Just a typo -- fixed, thanks. |
Mar 27 |
awarded | Editor |
Mar 27 |
revised |
Beilinson-Bernstein localization: $\mathfrak{g}$ action on $G$-equivariant sheaf
fixed inverse definition of equivariant structure; added 30 characters in body |
Mar 27 |
asked | Beilinson-Bernstein localization: $\mathfrak{g}$ action on $G$-equivariant sheaf |
Mar 24 |
comment |
Closed orbits of complete flags in $\mathbb{C}^n$
Thanks a bunch for the references - glad to see there's a nice way to do this in general. |
Mar 24 |
awarded | Scholar |
Mar 24 |
awarded | Supporter |
Mar 24 |
accepted | Closed orbits of complete flags in $\mathbb{C}^n$ |
Mar 23 |
awarded | Student |
Mar 23 |
asked | Closed orbits of complete flags in $\mathbb{C}^n$ |
Aug 15 |
awarded | Autobiographer |

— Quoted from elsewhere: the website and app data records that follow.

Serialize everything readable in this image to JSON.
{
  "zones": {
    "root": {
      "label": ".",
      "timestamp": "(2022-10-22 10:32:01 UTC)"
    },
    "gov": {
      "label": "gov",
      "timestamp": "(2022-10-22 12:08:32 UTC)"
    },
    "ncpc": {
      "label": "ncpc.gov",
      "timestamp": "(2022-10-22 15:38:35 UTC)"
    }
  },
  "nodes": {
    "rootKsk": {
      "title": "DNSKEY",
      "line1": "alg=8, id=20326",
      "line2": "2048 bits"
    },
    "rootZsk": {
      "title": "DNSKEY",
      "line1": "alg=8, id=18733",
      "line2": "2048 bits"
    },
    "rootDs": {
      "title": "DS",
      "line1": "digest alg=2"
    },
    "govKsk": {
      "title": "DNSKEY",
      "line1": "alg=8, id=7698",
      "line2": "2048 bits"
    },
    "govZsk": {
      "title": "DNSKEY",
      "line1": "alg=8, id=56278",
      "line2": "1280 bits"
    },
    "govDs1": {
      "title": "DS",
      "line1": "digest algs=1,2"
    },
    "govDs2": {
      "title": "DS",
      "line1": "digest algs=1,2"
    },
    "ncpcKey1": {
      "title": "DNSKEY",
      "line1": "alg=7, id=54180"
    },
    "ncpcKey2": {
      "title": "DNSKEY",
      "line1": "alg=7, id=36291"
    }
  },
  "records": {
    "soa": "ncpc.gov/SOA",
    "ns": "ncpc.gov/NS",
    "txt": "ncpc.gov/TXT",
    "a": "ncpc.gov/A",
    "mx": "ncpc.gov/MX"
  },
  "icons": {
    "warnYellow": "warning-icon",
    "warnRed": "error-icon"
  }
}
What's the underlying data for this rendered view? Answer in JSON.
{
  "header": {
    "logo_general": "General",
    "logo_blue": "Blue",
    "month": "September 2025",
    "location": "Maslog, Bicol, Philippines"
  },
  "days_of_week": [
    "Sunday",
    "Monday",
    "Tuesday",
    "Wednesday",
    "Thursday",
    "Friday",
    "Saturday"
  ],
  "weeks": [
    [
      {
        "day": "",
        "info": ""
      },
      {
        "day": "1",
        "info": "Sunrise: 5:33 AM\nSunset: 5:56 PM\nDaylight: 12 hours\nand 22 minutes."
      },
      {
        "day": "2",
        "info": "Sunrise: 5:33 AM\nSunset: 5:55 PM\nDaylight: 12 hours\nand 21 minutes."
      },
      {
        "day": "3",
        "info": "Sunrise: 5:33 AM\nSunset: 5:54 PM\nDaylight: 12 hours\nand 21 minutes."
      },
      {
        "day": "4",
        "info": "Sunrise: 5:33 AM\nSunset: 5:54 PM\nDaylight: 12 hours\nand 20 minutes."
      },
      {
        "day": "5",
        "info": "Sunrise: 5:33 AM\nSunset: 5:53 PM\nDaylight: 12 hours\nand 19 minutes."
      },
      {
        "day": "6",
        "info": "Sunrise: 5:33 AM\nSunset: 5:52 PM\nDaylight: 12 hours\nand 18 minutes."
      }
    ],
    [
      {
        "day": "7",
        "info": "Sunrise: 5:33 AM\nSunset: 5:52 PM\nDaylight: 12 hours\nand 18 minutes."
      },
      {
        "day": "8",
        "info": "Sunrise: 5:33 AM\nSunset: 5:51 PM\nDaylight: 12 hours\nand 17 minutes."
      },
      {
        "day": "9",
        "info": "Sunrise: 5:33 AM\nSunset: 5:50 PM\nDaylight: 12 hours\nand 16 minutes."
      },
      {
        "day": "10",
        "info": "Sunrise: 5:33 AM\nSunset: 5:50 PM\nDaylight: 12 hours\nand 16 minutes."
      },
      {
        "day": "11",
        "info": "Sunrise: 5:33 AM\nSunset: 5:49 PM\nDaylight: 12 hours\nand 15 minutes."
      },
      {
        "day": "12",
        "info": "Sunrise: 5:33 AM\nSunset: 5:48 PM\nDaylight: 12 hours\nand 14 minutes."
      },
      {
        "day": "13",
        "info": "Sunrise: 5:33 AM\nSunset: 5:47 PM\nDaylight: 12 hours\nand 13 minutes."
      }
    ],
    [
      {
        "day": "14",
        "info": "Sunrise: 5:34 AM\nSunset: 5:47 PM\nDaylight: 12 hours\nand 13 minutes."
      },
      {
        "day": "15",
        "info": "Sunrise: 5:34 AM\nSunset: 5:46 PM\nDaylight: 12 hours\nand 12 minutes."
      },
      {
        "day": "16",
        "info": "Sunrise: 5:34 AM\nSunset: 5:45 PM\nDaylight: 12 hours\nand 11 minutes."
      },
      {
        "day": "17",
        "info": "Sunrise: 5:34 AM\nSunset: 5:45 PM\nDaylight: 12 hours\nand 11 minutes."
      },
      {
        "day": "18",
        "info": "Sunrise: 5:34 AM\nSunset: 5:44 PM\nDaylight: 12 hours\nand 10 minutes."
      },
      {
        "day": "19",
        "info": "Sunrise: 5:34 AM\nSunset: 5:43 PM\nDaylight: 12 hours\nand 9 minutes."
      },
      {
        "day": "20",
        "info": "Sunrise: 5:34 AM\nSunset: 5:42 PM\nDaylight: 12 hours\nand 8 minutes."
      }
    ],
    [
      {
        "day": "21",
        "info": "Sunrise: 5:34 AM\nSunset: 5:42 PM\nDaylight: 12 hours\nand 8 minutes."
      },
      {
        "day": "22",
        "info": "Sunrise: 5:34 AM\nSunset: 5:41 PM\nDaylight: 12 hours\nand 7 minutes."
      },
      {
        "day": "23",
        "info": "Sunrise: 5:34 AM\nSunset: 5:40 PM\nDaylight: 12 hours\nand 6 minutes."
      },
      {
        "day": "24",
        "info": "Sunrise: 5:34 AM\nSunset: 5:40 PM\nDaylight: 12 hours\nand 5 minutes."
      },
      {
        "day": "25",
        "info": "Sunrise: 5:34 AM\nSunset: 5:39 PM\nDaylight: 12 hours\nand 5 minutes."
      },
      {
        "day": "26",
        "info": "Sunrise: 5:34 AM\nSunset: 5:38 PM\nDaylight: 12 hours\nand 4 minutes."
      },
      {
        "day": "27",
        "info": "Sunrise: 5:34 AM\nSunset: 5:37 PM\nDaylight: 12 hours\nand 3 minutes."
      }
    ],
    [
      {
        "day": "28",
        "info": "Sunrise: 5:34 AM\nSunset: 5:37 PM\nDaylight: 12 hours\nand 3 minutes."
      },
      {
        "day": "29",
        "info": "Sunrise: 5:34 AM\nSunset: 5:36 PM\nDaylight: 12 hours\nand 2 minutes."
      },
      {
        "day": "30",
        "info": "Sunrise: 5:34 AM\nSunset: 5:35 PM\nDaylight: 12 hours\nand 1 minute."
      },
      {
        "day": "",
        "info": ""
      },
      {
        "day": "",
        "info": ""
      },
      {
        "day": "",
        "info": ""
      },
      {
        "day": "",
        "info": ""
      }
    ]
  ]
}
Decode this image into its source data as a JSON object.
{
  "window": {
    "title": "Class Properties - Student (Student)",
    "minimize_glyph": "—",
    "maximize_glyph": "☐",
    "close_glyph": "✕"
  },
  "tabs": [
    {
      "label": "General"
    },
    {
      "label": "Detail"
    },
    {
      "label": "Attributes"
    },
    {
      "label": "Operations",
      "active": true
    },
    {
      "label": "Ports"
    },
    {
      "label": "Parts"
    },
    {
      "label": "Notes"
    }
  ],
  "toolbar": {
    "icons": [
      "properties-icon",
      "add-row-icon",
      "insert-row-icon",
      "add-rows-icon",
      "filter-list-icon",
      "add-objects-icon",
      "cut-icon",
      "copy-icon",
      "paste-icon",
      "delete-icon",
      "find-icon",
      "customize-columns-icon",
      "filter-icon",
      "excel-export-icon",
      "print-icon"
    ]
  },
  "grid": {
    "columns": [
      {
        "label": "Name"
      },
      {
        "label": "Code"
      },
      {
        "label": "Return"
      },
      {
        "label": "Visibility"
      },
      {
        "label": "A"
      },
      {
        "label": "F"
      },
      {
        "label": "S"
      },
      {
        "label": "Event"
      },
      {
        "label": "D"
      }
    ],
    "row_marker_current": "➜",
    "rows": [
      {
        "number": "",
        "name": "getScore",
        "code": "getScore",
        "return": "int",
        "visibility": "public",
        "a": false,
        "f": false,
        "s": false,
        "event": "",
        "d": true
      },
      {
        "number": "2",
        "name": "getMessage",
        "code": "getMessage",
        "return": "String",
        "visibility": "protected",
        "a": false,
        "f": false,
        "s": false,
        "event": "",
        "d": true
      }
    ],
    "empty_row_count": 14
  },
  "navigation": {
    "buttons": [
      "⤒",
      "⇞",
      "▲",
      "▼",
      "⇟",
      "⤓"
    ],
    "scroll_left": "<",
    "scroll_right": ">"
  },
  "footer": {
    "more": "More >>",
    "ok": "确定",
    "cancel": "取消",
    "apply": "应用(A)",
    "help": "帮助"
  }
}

Aug 4 |
awarded | Informed |
Jul 28 |
awarded | Enthusiast |